Salesforce saw revenue rise 24 per cent year-over-year to US$7.41 billion, marking a strong start the financial year for the software-as-a-service giant. However, net income fell 94 per cent from $469 million to $28 million for the quarter.
Revenue for Sales Cloud was $1.63 billion during the quarter; Service Cloud was $1.76 billion; Marketing and Commerce Cloud $1.1 billion; Data Cloud — which includes Tableau and Mulesoft — $955 million; and Platform — which now includes messaging service Slack — was $1.42 billion, including a $344 million contribution from Slack alone.
Salesforce continues to benefit financially from its $27.7 billion acquisition of Slack in 2020. This is a trend that looks set to continue, as organisations across the globe continue to have conversations about facilitating hybrid and remote work models.
“Every single one of our customers is deciding how do they succeed in this new era of flexible work, because every single, particularly office worker, isn’t coming back to the office five days a week,” co-CEO Bret Taylor told analysts after the results were announced.
Salesforce also cut its full year revenue guidance to $31.7 billion, from $31.8 billion, due to foreign exchange volatility.
Salesforce to be more disciplined in 2023
Technology stocks have been hit hard over recent months, and Salesforce is no exception, seeing its stock price drop by nearly 50 per cent so far this year. The CRM vendor saw its stock price rebound by eight per cent after reporting its results.
“So far, we’re just not seeing any material impact from the broader economic world that all of you are in,” Salesforce founder Marc Benioff told analysts. “Demand is very strong, and if you look over the last 23 years, Salesforce has proven to be incredibly resilient.”
However, responding to an analyst question about hiring, Salesforce CFO Amy Weaver said “we’re going to continue to hire” but that it will do so at “a much more measured pace, and we’re focusing the majority of our new hires on roles that will support customer success and the execution of our top priorities.”
Weaver and Benioff both talked about introducing more discipline into the business as the financial year progresses. “This focus on discipline is being applied across our entire organisation,” Weaver said.
That discipline will continue to extend to large mergers and acquisitions (M&A) also, as co-CEO Taylor had said earlier this year that Salesforce doesn’t have “plans for any material MA in the near term,” however it did make a smaller acquisition last month of Troops.ai.
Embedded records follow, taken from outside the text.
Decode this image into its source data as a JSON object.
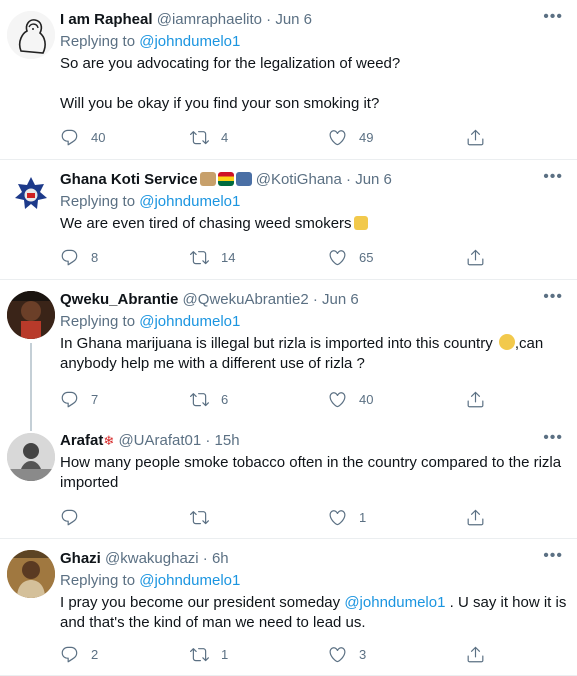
{
  "colors": {
    "link": "#1b95e0",
    "muted": "#5b7083",
    "text": "#0f1419",
    "border": "#ebeef0"
  },
  "tweets": [
    {
      "name": "I am Rapheal",
      "handle": "@iamraphaelito",
      "time": "· Jun 6",
      "replying_label": "Replying to",
      "replying_to": "@johndumelo1",
      "lines": [
        "So are you advocating for the legalization of weed?",
        "Will you be okay if you find your son smoking it?"
      ],
      "replies": "40",
      "retweets": "4",
      "likes": "49"
    },
    {
      "name": "Ghana Koti Service",
      "handle": "@KotiGhana",
      "time": "· Jun 6",
      "replying_label": "Replying to",
      "replying_to": "@johndumelo1",
      "text": "We are even tired of chasing weed smokers",
      "replies": "8",
      "retweets": "14",
      "likes": "65"
    },
    {
      "name": "Qweku_Abrantie",
      "handle": "@QwekuAbrantie2",
      "time": "· Jun 6",
      "replying_label": "Replying to",
      "replying_to": "@johndumelo1",
      "text_a": "In Ghana marijuana is illegal but rizla is imported into this country",
      "text_b": ",can anybody help me with a different use of rizla ?",
      "replies": "7",
      "retweets": "6",
      "likes": "40"
    },
    {
      "name": "Arafat",
      "handle": "@UArafat01",
      "time": "· 15h",
      "text": "How many people smoke tobacco often in the country compared to the rizla imported",
      "likes": "1"
    },
    {
      "name": "Ghazi",
      "handle": "@kwakughazi",
      "time": "· 6h",
      "replying_label": "Replying to",
      "replying_to": "@johndumelo1",
      "text_a": "I pray you become our president someday",
      "mention": "@johndumelo1",
      "text_b": ". U say it how it is and that's the kind of man we need to lead us.",
      "replies": "2",
      "retweets": "1",
      "likes": "3"
    }
  ],
  "icons": {
    "reply": "reply-icon",
    "retweet": "retweet-icon",
    "like": "like-icon",
    "share": "share-icon",
    "more": "more-icon"
  }
}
“Right now, large-scale MA is not part of our current plans. Obviously, we’re opportunistic as all strategic tech companies are, and I never say never, but that is just not something that’s on our current radar screen,” Weaver told analysts.